Filter the listing down to the lines containing the word "Columns".

(Data for processing Opens)

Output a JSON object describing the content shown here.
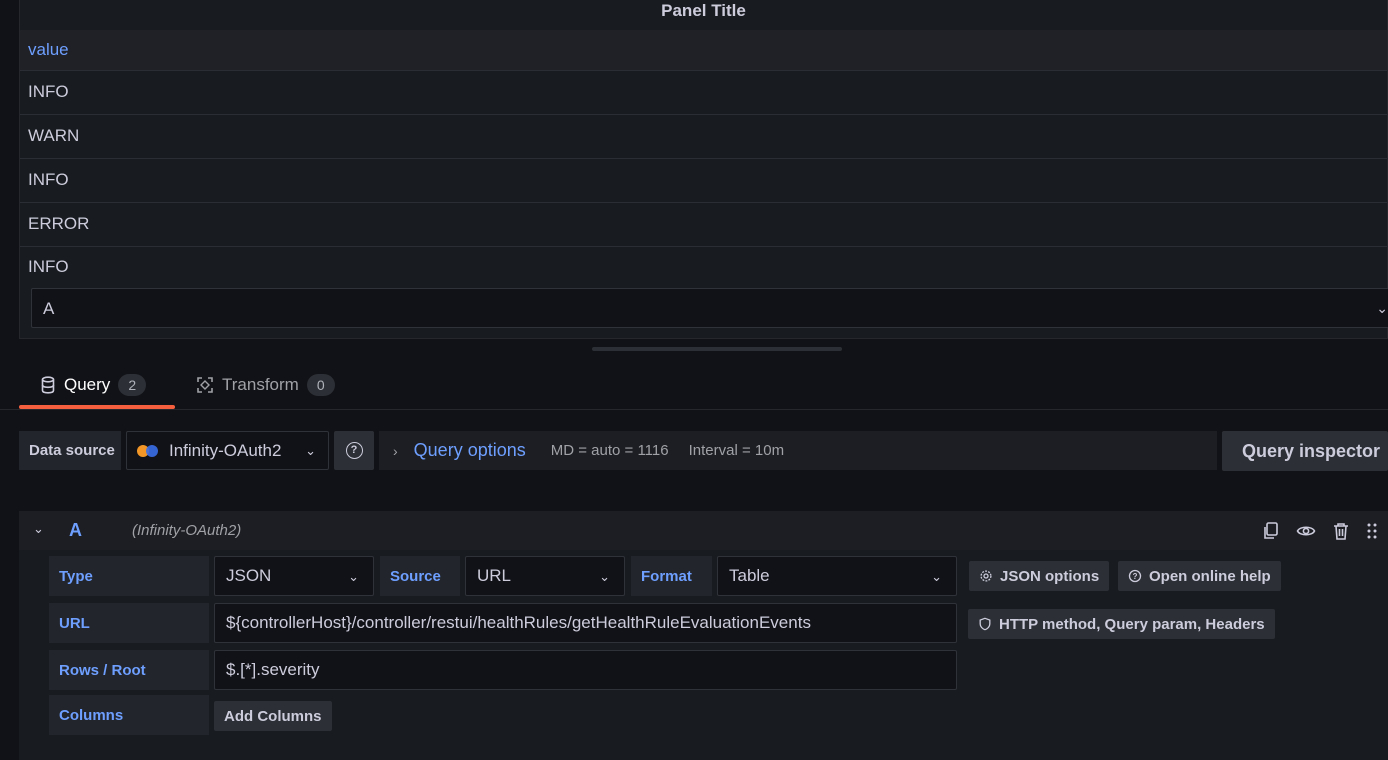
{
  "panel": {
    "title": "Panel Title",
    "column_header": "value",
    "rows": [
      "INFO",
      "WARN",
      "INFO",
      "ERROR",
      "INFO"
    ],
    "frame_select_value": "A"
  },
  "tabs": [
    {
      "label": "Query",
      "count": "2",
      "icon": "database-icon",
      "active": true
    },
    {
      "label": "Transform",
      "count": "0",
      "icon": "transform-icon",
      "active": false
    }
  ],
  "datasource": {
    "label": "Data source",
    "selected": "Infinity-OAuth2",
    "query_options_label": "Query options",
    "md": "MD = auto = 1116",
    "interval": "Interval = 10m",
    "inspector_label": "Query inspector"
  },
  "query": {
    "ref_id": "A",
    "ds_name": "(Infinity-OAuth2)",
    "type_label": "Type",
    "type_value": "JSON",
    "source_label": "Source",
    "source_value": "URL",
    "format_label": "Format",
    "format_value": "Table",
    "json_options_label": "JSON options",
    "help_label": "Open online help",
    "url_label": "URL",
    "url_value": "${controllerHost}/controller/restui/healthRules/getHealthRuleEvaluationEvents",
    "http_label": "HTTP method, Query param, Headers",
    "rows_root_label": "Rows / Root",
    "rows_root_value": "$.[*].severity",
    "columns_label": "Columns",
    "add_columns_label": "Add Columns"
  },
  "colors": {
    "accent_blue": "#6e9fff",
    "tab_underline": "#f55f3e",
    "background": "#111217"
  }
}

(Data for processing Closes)
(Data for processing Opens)

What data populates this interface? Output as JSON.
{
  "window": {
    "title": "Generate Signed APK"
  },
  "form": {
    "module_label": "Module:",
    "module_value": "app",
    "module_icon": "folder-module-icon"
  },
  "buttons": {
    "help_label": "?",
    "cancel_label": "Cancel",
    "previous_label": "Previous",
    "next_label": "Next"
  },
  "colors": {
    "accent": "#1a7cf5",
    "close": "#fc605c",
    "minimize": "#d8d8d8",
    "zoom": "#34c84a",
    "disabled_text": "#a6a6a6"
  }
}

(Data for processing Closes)

▸ Written answer:
    "columns_label": "Columns",
    "add_columns_label": "Add Columns"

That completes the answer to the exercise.